Ballstaedt describes how he is inspired by the ancient cartographers of the 16th century who created detailed maps with oceans, fortress cities on hills and directions leading to faraway, dreamy destinations. Not unlike abstract art, he believes these intricate maps often offered more mystery, intrigue and promise than the actual destination itself. Ballstaedt explains, “I use painting as a form of ritual and meditation where I often spend lots of time painting and repeating simple marks over and over again.” One look at his rhythmic use of dazzling color and design, and it comes as no surprise that Ballstaedt also enjoys writing his own music and lyrics.
Seeing the Forest Before the Trees
One of the first emotions elicited from even a momentary glance at one of Swartz’s dynamic paintings is a true sense of wonder and awe in nature. Underlying her passionate brush strokes and brilliant colors, it’s easy to see that for Swartz, the unified meaning of the whole will always mean more than the mere sum of its parts. Her abstract approach to painting possesses a refreshing ability to create a spiritual experience for the viewer, as it concentrates on capturing the essence of nature’s beauty, before focusing on its form. After a decade-long struggle with mercury poisoning and Lyme disease, her passion for painting, as well as for preserving the beauty of natural landscapes, intensified and continues to remain at the forefront of her work, as both artist and activist.

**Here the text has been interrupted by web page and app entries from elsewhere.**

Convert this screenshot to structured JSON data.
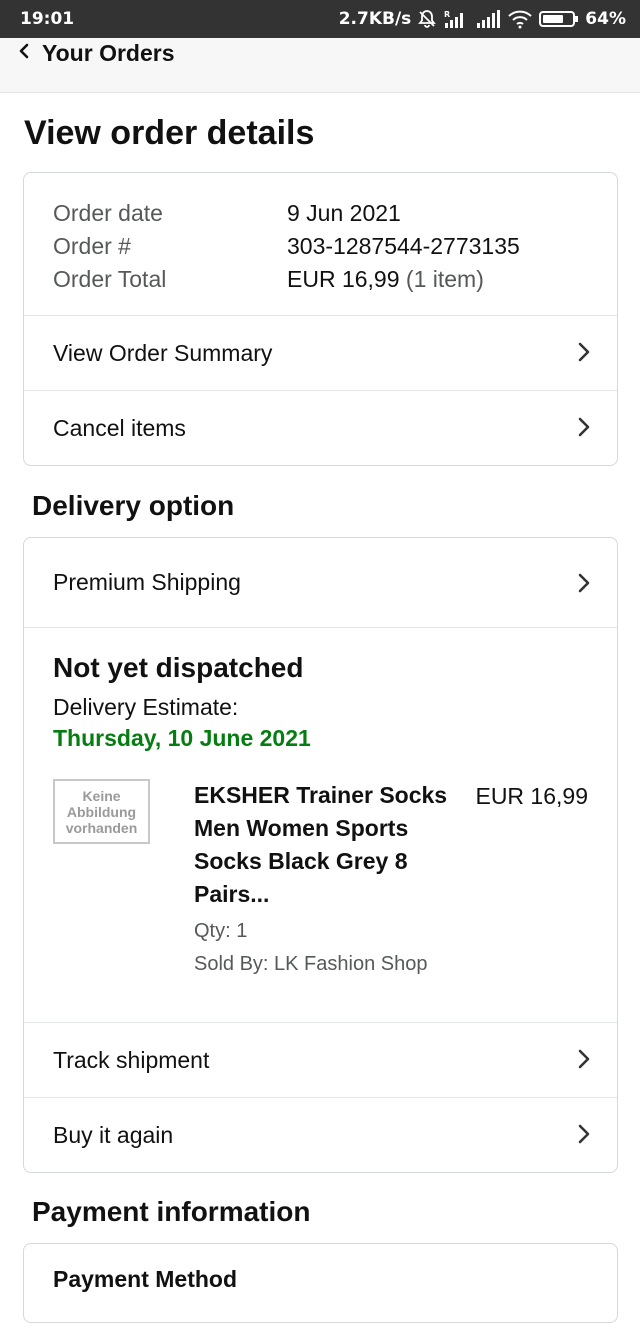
{
  "status_bar": {
    "time": "19:01",
    "network_speed": "2.7KB/s",
    "battery": "64%",
    "icons": [
      "bell-off-icon",
      "signal-icon",
      "signal-icon",
      "wifi-icon",
      "battery-icon"
    ]
  },
  "nav": {
    "back_label": "Your Orders",
    "back_icon": "chevron-left-icon"
  },
  "page": {
    "title": "View order details"
  },
  "order": {
    "date_label": "Order date",
    "date_value": "9 Jun 2021",
    "number_label": "Order #",
    "number_value": "303-1287544-2773135",
    "total_label": "Order Total",
    "total_value": "EUR 16,99",
    "total_items": "(1 item)"
  },
  "order_actions": {
    "summary_label": "View Order Summary",
    "cancel_label": "Cancel items"
  },
  "delivery": {
    "heading": "Delivery option",
    "shipping_label": "Premium Shipping",
    "status": "Not yet dispatched",
    "estimate_label": "Delivery Estimate:",
    "estimate_date": "Thursday, 10 June 2021",
    "track_label": "Track shipment",
    "buy_again_label": "Buy it again"
  },
  "item": {
    "image_placeholder": "Keine Abbildung vorhanden",
    "title": "EKSHER Trainer Socks Men Women Sports Socks Black Grey 8 Pairs...",
    "qty": "Qty: 1",
    "seller": "Sold By: LK Fashion Shop",
    "price": "EUR 16,99"
  },
  "payment": {
    "heading": "Payment information",
    "method_label": "Payment Method"
  },
  "colors": {
    "status_bar_bg": "#333333",
    "nav_bg": "#f7f7f7",
    "delivery_date_green": "#067d10",
    "secondary_text": "#565959",
    "card_border": "#d5d9d9"
  }
}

Willie Holdman Photographs
Holdman understands that like a pencil or a painter’s bush, a camera can also be used as a medium for unique visual expression. Creating compelling abstract photographs on a glossy metallic surface, he explains, “Nature is often about color, form and texture. These images are those moments in time where it’s not necessarily the whole big picture that speaks to me, but something on a different sphere where fantasy meets reality.”
Art Without Boundaries
Park City Fine Art, Malcolm Furlow
Using electrifying colors and captivating color contrasts, Furlow constructs inspiring abstract paintings focusing on the American Southwest. Although all of his acrylic paintings are inspired by his own earthy experience of life in the great outdoors, his hallmark is to create dream-like images that both delight and engage his audience. Regarding his expressive painting style, Furlow said, “I knew I wanted to say it with color because that’s the emotion of it. Ive got to make the viewer feel what I feel.”
Old Towne Gallery, Wassily Kandinsky
It’s a welcome surprise to many visitors and locals alike to learn that right here in Park City, among many other amazing contemporary abstract artists, you can also find a work of Wassily
Kandinsky at Old Towne Gallery.
Considered a founding father of modern abstract art, the Russian painter and art theorist Kandinsky altered the entire contemporary artistic language at the start of the 20th century. His art and teachings were instrumental in bringing acceptance and recognition to the world of abstract art.
“The artist must train not only his eye but also his soul.”